Diversity Week promotes acceptance

 

By: Sara Tran

Diversity week is an important, week-long event that celebrates the diverse student body at the school. It lasted from April 22 to April 26, of 2019. The event allows students to recognize the cultural diversities in the school and pay respect to others who seem like they are not like the others. People have the choice of learning to appreciate one another and treating everyone with equal amounts of respect.

The meaning of diversity is not just about gender or race. It can be interpreted in various ways, such as being able to stand in another person’s shoes and learning from their perspective, mindset, and background. Freshman Lyly Nguyen said, “my definition of diversity is a community of different groups such as religion, race, gender, and many more, being able to express themselves in society.”

The week-long event raised awareness towards those who feel as if they do not belong and helped those reach their full potential at self-actualization. Freshman Kaithlyn Khuc shared, “People can gain confidence from others, allowing them to come out or accept themselves after seeing how many others around them are supporting them.”

Whether or not diversity is necessary for today’s society has become a controversial topic for both minorities and majorities. “I think what makes diversity week controversial is the fact that a lot of people have their own judgments and views of certain differences- that makes them feel like other people’s opinions are irrelevant and should not exist, in which emerges conflict,” says Ayaad.
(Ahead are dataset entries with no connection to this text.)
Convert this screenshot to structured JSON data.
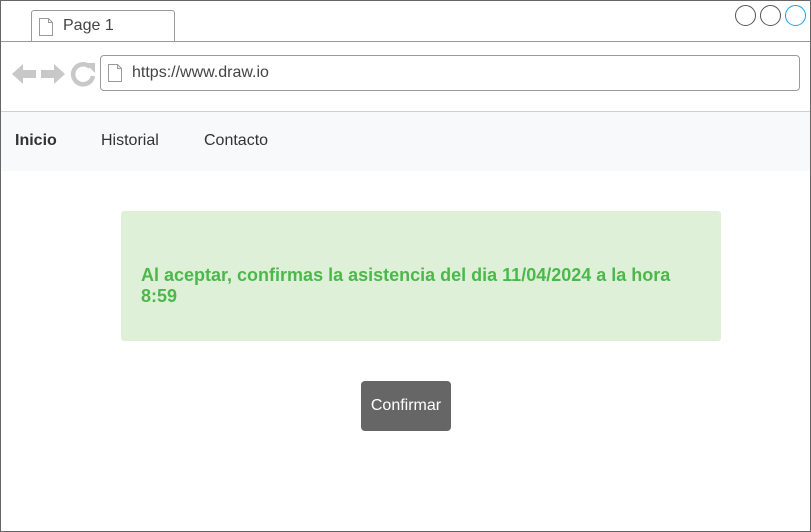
{
  "browser": {
    "tab_title": "Page 1",
    "url": "https://www.draw.io"
  },
  "nav": {
    "items": [
      {
        "label": "Inicio",
        "active": true
      },
      {
        "label": "Historial",
        "active": false
      },
      {
        "label": "Contacto",
        "active": false
      }
    ]
  },
  "alert": {
    "message": "Al aceptar, confirmas la asistencia del dia 11/04/2024 a la hora 8:59"
  },
  "actions": {
    "confirm_label": "Confirmar"
  },
  "colors": {
    "alert_background": "#dff0d8",
    "alert_text": "#4cb84c",
    "button_background": "#666666",
    "navbar_background": "#f8f9fa"
  },
  "icons": [
    "page-icon",
    "back-arrow-icon",
    "forward-arrow-icon",
    "reload-icon",
    "window-control-icon"
  ]
}
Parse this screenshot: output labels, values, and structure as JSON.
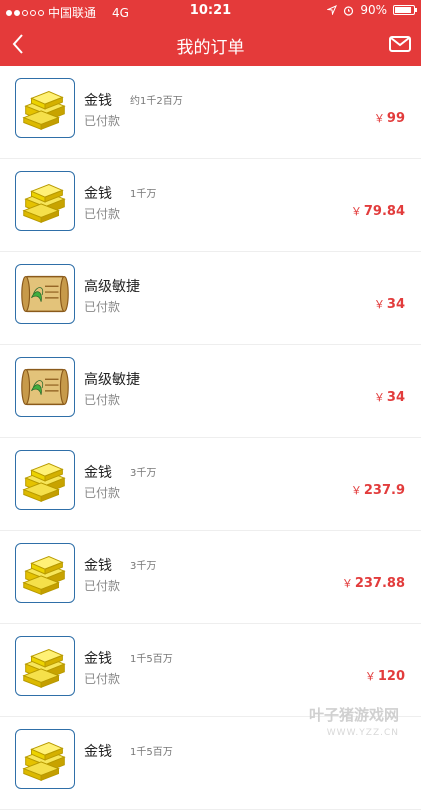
{
  "status_bar": {
    "carrier": "中国联通",
    "network": "4G",
    "time": "10:21",
    "battery": "90%",
    "battery_level": 0.9
  },
  "nav": {
    "title": "我的订单"
  },
  "colors": {
    "accent": "#e43a3a",
    "price": "#e23c3c",
    "thumb_border": "#2f6fa8"
  },
  "orders": [
    {
      "name": "金钱",
      "qty": "约1千2百万",
      "status": "已付款",
      "currency": "￥",
      "price": "99",
      "icon": "gold-bars-icon"
    },
    {
      "name": "金钱",
      "qty": "1千万",
      "status": "已付款",
      "currency": "￥",
      "price": "79.84",
      "icon": "gold-bars-icon"
    },
    {
      "name": "高级敏捷",
      "qty": "",
      "status": "已付款",
      "currency": "￥",
      "price": "34",
      "icon": "scroll-icon"
    },
    {
      "name": "高级敏捷",
      "qty": "",
      "status": "已付款",
      "currency": "￥",
      "price": "34",
      "icon": "scroll-icon"
    },
    {
      "name": "金钱",
      "qty": "3千万",
      "status": "已付款",
      "currency": "￥",
      "price": "237.9",
      "icon": "gold-bars-icon"
    },
    {
      "name": "金钱",
      "qty": "3千万",
      "status": "已付款",
      "currency": "￥",
      "price": "237.88",
      "icon": "gold-bars-icon"
    },
    {
      "name": "金钱",
      "qty": "1千5百万",
      "status": "已付款",
      "currency": "￥",
      "price": "120",
      "icon": "gold-bars-icon"
    },
    {
      "name": "金钱",
      "qty": "1千5百万",
      "status": "",
      "currency": "",
      "price": "",
      "icon": "gold-bars-icon"
    }
  ],
  "watermark": {
    "text": "叶子猪游戏网",
    "url": "WWW.YZZ.CN"
  }
}
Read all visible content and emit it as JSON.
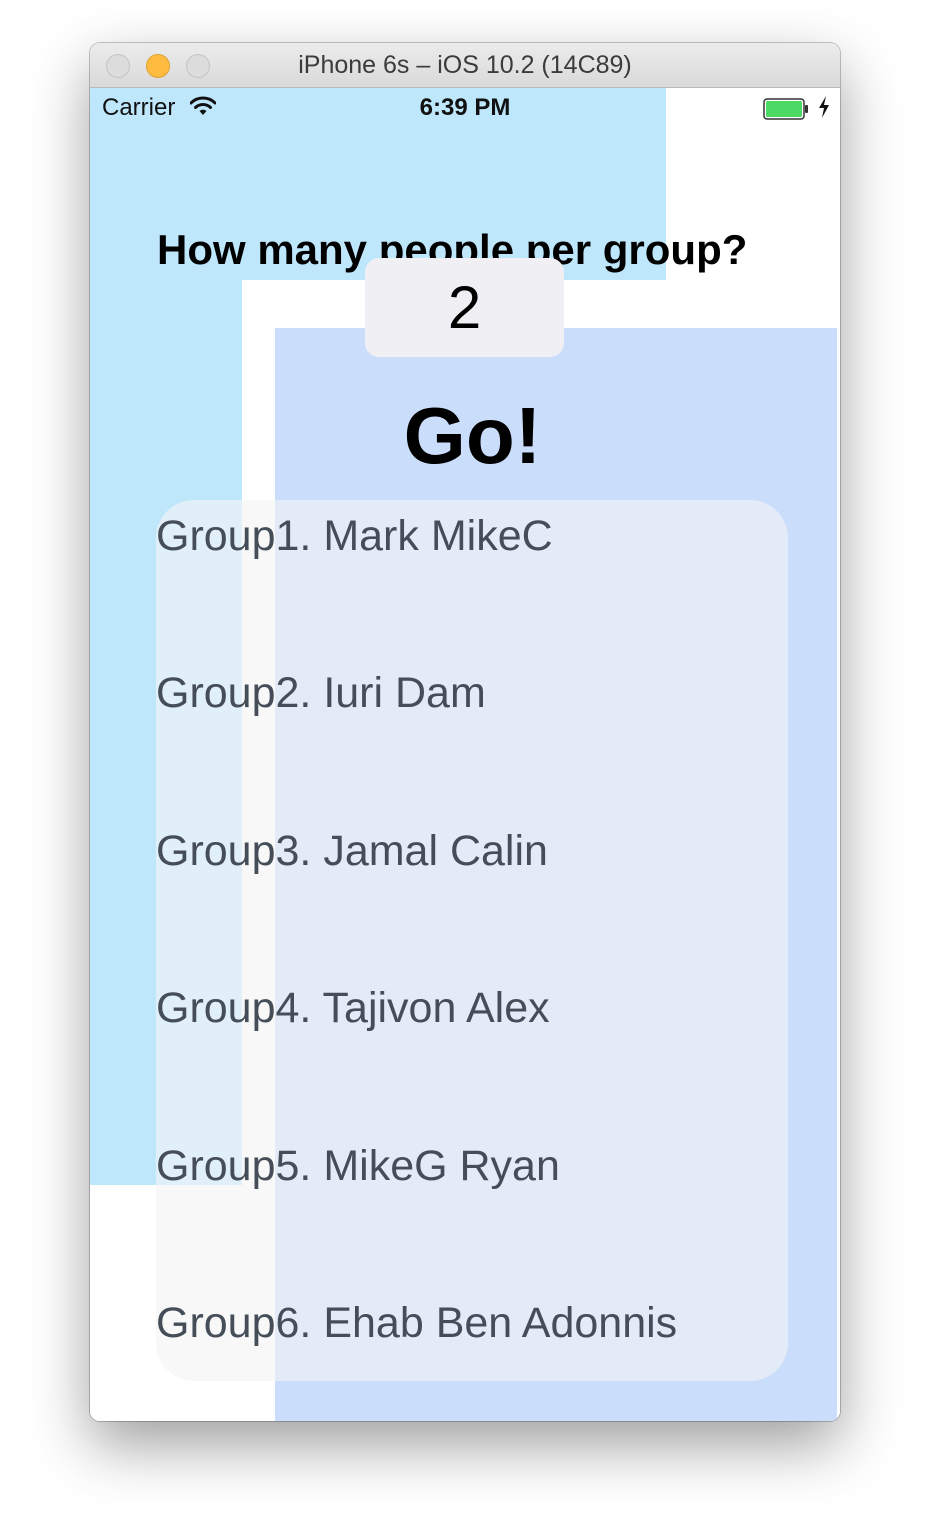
{
  "window": {
    "title": "iPhone 6s – iOS 10.2 (14C89)"
  },
  "status_bar": {
    "carrier": "Carrier",
    "time": "6:39 PM",
    "wifi_icon": "wifi-icon",
    "battery_icon": "battery-icon",
    "charging_icon": "charging-bolt-icon",
    "battery_color": "#4cd964"
  },
  "main": {
    "question": "How many people per group?",
    "people_per_group": "2",
    "go_label": "Go!"
  },
  "groups": [
    "Group1. Mark MikeC",
    "Group2. Iuri Dam",
    "Group3. Jamal Calin",
    "Group4. Tajivon Alex",
    "Group5. MikeG Ryan",
    "Group6. Ehab Ben Adonnis"
  ],
  "colors": {
    "background_light_blue": "#bfe7fb",
    "background_blue": "#cadefb",
    "field_background": "#efeff4",
    "group_text": "#454e58"
  }
}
A member of Project Harmony, Sophomore Steven File shared, “The fact is diversity is important, because, if it is not brought to light, minorities will continue to be shunned, as they have been for centuries. Our nation is made of hundreds of ethnicities, as well as a number of genders, sexualities, and classes. People need to be aware of the access being part of a majority gives them. Without this knowledge, people become ignorant and unknowledgeable about the true origins of our nation.”

Project Harmony sold t-shirts prior to and throughout diversity week to raise recognition for those in the student body who felt they have lost their voice as a person. Khuc shared, “I bought a t-shirt because they were very minimalistic, but held a greater message. Even though it is a simple two words of “be kind” many forget it and it reminds people to do something because it truly is that simple.”

“I feel as though, while diversity week faced backlash from some of the students, it was ultimately successful. Not only did it spark discussion on mainstream issues, particularly privilege and gender, but it also helped support inclusivity throughout the school district. The week promoted sentiments of acceptance and inclusivity throughout our school,” said File.